YDT: Any in the U.S.?
AD: Bahar Shahpar, a designer based out of New York. She founded the Four Hundred Consulting Agency where she fuses designers with eco textile showrooms and resources. She also creates her own eco-friendly line too. Also Mark Liu. He makes zero waste garments out of one piece of fabric (repurposed fabrics too). His stuff is cutting edge with a small footprint, but substantial in style.
YDT: How can the everyperson green their fashion, without breaking the bank?

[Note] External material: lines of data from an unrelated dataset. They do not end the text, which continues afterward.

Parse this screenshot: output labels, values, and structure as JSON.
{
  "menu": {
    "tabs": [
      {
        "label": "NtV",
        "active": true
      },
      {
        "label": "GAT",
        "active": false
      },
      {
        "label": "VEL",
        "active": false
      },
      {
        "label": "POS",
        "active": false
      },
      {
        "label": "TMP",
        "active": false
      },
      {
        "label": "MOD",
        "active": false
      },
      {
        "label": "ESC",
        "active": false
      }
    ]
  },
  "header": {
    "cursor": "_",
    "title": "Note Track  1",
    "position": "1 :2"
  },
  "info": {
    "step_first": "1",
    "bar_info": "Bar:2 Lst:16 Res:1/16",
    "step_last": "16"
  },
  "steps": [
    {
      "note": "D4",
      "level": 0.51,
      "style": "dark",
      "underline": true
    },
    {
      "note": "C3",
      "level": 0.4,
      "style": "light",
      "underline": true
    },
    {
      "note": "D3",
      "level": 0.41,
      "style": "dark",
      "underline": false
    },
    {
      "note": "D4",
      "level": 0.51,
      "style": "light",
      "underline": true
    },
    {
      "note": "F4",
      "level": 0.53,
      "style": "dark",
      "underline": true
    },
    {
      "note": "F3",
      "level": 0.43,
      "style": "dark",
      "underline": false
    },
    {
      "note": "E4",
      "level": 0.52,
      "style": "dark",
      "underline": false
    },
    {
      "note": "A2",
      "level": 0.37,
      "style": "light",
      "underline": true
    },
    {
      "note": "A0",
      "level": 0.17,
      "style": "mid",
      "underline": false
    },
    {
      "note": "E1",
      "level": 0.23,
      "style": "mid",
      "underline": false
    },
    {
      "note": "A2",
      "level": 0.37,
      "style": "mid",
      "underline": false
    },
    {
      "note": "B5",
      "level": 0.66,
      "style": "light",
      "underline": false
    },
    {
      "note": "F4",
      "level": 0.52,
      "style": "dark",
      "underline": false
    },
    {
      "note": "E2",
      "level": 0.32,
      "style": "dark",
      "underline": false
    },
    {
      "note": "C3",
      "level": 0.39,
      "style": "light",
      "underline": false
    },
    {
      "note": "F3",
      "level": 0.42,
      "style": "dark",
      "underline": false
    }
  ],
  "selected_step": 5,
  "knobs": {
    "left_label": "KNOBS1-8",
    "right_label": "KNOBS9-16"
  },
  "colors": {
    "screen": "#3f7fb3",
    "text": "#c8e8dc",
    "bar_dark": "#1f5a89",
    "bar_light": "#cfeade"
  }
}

AD: Hit the flea markets, hit the vintage stores, charity shops, resell shops, and hit American Apparel. Most importantly, SHOP your own closet. Remake, remove, recycle, repurpose, reuse and reattach. Turn an unwanted jacket into a chic vest, take clothes that don’t fit properly to a tailor, cut up old boots-creativity can take you far.
YDT: What are some of the most eco-friendly fabrics available on the market?

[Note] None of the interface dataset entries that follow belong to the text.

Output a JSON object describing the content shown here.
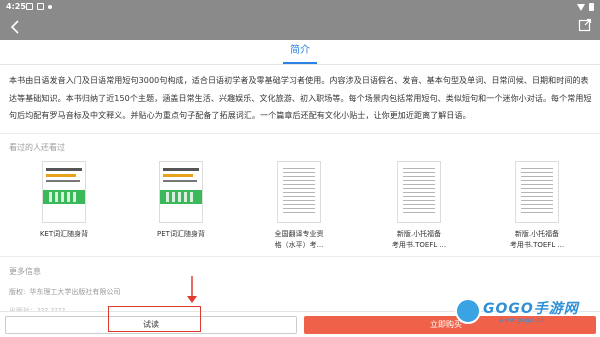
{
  "status_bar": {
    "time": "4:25"
  },
  "tabs": {
    "intro_label": "简介"
  },
  "intro": {
    "text": "本书由日语发音入门及日语常用短句3000句构成，适合日语初学者及零基础学习者使用。内容涉及日语假名、发音、基本句型及单词、日常问候、日期和时间的表达等基础知识。本书归纳了近150个主题，涵盖日常生活、兴趣娱乐、文化旅游、初入职场等。每个场景内包括常用短句、类似短句和一个迷你小对话。每个常用短句后均配有罗马音标及中文释义。并贴心为重点句子配备了拓展词汇。一个篇章后还配有文化小贴士，让你更加近距离了解日语。"
  },
  "also_viewed": {
    "title": "看过的人还看过",
    "books": [
      {
        "title_line1": "KET词汇随身背",
        "title_line2": "",
        "cover": "green"
      },
      {
        "title_line1": "PET词汇随身背",
        "title_line2": "",
        "cover": "green"
      },
      {
        "title_line1": "全国翻译专业资",
        "title_line2": "格（水平）考...",
        "cover": "doc"
      },
      {
        "title_line1": "新版.小托福备",
        "title_line2": "考用书.TOEFL ...",
        "cover": "doc"
      },
      {
        "title_line1": "新版.小托福备",
        "title_line2": "考用书.TOEFL ...",
        "cover": "doc"
      }
    ]
  },
  "more_info": {
    "title": "更多信息",
    "copyright_label": "版权:",
    "copyright_value": "华东理工大学出版社有限公司",
    "partial_line": "出版社：??? ????"
  },
  "bottom_bar": {
    "try_label": "试读",
    "buy_label": "立即购买"
  },
  "watermark": {
    "brand": "GOGO手游网",
    "domain": "www.gogo.cn"
  },
  "colors": {
    "accent": "#2a82e4",
    "buy": "#ef6148",
    "highlight": "#e03a2f",
    "bar": "#8a8a8a"
  }
}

AD: Cellulose, a material that is a natural accruing fiber in wood. From a quality fabric perspective, I really like Lyocell and Ingeo.
Traditional cotton is not a very eco-friendly crop. Regular cotton uses large amounts of pesticides (10% of all), insecticides (25% of all) and chemicals-plus it consumes a ton of water. The U.S. alone consumes 45% of the world’s cotton (despite only having 13% of the world’s population.) The crop also regularly depletes the soil on which it is grown, encouraging traditional farmers to seek out chemicals to salvage their fields.

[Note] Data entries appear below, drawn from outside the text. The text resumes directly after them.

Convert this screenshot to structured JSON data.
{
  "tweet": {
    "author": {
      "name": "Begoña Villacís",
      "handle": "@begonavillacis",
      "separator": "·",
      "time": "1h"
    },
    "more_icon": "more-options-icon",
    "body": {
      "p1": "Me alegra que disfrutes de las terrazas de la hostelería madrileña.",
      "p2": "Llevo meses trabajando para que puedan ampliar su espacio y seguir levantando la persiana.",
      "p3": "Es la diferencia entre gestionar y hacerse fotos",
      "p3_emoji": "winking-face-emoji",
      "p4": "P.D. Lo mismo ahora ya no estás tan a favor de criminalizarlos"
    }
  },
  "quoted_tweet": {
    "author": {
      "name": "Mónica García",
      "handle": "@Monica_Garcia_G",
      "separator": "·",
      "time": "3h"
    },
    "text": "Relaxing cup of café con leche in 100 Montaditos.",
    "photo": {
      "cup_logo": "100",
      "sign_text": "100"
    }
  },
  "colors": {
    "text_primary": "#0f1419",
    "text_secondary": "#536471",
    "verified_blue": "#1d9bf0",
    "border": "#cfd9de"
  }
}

Hemp is an underrated fabric. I personally love hemp; it grows quickly in all conditions and needs little fertilizer. Plus it actually enriches the soil it grows in. It can be used alone or mixed with other fabrics (Hemp Silk etc). Stella McCartney uses a lot of Hemp in her lines.
There is also EcoSpun (Eco-Fi) that is made from post consumer plastic bottles (Patagonia does this). It can also be blended with other fibers such as wool, cotton and tencel.
YDT: Why do you think being fashionable is important? Many people sometimes think it’s vain, not of importance. How do you defend fashion’s place in the world?
AD: Being “fashionable” is definitely a personal choice but “fashion” is never going to go away. It is an extremely powerful medium for change. If used in the right way, one can change the world through fashion. The fashion world changes opinions, defines eras, and elevates and highlights the evolution of history. It differentiates people – judges, military, religious wardrobe. Fashion evolves with history and changes with cultural and attitude changes. One reason I think fashion is most important is that it is a form of self-expression – one which I personally utilize to the max. You can express your style, your individuality, your confidence, personality and moral and beliefs especially through ethical fashion your support for the movement and the designer. To me it’s a form of unwritten or unspoken communication with others. Fashion is a language really.
I think Katherine Hamnett put it best when she said: “Clothes create a wordless means of communication that we all understand.”
To learn more about you can get ethical fashion into your lifestyle contact Alex at firstname.lastname@example.org and be sure to check out her website — www.cobragreenfashion.com (out soon) to see her new organic line that she is working on with Michel Llanos of Eco Bungalow.
Some other opinions on ethical fashion